DATA EXCERPTS section start
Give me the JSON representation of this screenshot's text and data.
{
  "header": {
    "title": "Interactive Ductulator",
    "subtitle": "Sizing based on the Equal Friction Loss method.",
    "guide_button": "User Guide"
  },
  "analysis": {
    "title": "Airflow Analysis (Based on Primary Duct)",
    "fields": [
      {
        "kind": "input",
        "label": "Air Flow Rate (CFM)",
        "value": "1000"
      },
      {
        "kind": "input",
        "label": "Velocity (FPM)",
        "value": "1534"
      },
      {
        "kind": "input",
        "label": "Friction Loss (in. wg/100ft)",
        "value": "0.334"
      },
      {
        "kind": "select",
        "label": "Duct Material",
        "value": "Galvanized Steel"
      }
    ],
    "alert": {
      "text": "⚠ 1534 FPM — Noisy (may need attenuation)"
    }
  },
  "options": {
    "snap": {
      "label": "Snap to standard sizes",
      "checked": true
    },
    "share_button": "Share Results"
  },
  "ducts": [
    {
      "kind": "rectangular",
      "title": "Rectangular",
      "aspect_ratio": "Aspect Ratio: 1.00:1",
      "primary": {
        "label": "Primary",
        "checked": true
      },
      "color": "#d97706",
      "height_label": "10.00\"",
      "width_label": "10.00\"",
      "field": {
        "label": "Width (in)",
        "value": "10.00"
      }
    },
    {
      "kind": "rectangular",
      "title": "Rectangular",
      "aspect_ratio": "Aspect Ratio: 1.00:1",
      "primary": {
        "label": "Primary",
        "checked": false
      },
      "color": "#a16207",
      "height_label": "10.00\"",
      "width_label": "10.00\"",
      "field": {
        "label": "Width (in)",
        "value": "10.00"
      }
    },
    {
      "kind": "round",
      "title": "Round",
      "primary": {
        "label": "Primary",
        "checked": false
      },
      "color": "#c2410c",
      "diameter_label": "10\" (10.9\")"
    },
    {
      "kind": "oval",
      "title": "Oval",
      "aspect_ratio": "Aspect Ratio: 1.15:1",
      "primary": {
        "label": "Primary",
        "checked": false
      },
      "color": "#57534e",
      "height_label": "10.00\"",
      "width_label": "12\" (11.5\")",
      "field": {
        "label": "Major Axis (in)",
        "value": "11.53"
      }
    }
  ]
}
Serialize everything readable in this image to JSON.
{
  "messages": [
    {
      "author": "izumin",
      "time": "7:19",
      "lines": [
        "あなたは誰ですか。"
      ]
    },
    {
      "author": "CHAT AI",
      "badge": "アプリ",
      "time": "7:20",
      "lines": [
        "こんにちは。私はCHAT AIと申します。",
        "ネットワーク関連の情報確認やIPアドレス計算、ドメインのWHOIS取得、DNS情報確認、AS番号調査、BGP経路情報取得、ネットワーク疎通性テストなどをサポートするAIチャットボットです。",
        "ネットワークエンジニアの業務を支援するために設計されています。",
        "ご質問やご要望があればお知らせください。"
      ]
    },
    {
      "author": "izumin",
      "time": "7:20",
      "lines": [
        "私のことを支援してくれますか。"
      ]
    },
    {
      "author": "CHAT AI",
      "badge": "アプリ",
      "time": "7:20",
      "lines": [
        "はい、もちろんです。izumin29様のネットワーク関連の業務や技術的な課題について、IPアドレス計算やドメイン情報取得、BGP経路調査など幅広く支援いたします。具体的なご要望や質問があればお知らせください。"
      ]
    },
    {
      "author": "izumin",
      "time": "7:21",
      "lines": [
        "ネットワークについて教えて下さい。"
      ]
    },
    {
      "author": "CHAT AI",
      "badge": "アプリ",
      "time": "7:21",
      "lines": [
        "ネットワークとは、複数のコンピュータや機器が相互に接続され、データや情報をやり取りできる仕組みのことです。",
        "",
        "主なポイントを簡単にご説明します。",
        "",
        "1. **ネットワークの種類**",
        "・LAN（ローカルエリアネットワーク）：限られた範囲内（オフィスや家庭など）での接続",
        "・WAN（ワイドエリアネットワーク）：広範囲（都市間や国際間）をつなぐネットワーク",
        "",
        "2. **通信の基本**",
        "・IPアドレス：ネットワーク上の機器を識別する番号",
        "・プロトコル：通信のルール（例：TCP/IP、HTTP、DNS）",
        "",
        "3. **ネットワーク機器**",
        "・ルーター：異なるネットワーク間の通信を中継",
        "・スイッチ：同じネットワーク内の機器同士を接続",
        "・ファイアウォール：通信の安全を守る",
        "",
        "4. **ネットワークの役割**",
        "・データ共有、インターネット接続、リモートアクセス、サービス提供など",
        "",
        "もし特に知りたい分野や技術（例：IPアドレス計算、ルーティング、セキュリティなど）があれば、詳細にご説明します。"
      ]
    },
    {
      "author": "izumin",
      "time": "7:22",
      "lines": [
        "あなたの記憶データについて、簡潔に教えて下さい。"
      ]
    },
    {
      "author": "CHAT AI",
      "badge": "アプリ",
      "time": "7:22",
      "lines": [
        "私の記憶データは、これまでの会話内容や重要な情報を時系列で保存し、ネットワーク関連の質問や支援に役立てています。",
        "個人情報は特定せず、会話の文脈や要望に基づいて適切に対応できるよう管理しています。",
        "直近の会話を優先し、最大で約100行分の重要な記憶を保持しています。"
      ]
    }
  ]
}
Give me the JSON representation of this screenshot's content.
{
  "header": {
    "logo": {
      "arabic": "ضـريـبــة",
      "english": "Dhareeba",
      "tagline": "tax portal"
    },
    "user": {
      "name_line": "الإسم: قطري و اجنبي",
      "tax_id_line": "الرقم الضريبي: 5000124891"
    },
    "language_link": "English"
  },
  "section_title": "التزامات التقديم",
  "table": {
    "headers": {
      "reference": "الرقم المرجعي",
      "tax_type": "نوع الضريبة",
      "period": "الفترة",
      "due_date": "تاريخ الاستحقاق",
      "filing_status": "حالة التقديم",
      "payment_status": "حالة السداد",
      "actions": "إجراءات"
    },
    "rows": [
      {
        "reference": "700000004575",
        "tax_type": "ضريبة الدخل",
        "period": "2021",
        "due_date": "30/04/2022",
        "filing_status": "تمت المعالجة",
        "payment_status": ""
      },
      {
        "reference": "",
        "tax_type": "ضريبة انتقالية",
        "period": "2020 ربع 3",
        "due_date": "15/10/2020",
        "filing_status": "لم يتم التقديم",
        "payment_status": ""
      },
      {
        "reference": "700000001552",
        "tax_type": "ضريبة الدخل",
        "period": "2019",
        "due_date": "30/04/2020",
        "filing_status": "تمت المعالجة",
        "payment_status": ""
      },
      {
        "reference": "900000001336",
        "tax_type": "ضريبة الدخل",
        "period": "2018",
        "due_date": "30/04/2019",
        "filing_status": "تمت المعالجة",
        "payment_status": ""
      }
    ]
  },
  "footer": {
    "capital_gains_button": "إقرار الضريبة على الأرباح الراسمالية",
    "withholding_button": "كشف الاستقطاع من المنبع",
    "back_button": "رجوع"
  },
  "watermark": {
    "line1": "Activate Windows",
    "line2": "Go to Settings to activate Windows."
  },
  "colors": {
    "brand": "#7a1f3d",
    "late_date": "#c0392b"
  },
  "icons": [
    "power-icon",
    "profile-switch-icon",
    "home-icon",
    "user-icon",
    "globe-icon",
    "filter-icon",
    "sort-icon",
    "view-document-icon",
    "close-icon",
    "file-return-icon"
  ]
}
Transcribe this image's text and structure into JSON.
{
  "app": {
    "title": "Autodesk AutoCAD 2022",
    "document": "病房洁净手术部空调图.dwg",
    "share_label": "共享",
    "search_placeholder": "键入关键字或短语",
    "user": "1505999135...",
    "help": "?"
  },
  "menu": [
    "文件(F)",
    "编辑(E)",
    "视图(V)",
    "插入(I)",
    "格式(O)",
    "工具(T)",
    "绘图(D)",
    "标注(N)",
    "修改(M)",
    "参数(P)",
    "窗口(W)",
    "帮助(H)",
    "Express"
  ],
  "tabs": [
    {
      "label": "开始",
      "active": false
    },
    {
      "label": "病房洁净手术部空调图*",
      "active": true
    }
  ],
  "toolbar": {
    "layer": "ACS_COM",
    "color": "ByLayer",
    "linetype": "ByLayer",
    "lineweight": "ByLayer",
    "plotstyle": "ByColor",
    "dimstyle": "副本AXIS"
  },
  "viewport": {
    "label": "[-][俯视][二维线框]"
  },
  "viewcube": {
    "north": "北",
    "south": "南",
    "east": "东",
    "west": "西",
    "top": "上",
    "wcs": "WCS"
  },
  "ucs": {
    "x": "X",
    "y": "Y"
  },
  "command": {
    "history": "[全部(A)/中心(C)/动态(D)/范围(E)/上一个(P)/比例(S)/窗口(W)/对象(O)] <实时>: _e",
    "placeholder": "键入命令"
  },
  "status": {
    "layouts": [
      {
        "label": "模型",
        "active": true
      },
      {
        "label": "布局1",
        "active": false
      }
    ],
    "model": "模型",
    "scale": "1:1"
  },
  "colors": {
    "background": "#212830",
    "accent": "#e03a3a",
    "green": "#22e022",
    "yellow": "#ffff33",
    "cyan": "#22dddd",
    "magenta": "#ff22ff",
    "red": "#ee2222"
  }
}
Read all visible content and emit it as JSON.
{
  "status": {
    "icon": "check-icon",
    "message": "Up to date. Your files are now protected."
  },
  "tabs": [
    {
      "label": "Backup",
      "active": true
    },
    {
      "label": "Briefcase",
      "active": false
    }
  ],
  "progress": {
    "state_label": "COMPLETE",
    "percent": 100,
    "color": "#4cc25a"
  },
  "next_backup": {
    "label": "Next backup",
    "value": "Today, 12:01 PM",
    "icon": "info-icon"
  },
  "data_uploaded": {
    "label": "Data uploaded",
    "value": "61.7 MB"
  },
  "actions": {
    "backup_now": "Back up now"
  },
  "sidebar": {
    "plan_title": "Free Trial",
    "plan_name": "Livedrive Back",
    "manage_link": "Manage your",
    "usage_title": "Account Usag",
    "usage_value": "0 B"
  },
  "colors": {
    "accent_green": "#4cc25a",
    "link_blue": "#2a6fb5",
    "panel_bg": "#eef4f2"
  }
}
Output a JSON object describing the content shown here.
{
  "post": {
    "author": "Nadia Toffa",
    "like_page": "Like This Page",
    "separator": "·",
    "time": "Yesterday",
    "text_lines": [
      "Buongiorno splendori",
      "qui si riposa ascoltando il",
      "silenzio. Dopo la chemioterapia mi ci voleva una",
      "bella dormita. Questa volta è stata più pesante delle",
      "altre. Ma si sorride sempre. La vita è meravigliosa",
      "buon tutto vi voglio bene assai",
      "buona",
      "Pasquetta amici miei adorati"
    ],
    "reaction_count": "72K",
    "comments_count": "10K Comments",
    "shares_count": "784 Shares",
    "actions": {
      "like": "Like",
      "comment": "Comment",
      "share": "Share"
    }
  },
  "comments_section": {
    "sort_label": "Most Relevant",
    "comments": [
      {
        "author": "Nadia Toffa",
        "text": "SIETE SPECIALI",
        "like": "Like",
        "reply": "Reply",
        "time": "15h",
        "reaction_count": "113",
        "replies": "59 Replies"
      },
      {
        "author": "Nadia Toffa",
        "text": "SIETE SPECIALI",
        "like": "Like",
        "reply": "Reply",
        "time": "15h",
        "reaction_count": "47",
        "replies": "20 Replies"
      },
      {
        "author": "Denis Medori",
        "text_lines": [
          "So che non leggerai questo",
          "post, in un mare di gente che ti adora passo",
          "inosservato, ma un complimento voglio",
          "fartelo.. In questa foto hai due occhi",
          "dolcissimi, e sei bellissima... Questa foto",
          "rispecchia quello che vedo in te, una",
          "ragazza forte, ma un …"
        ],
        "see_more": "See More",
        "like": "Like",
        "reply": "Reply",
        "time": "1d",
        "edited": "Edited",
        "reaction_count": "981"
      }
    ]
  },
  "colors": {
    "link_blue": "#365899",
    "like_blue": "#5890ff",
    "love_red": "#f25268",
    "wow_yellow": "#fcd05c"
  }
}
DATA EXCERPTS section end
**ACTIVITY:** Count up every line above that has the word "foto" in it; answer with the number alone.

**RESULT OF THE TASK:** 2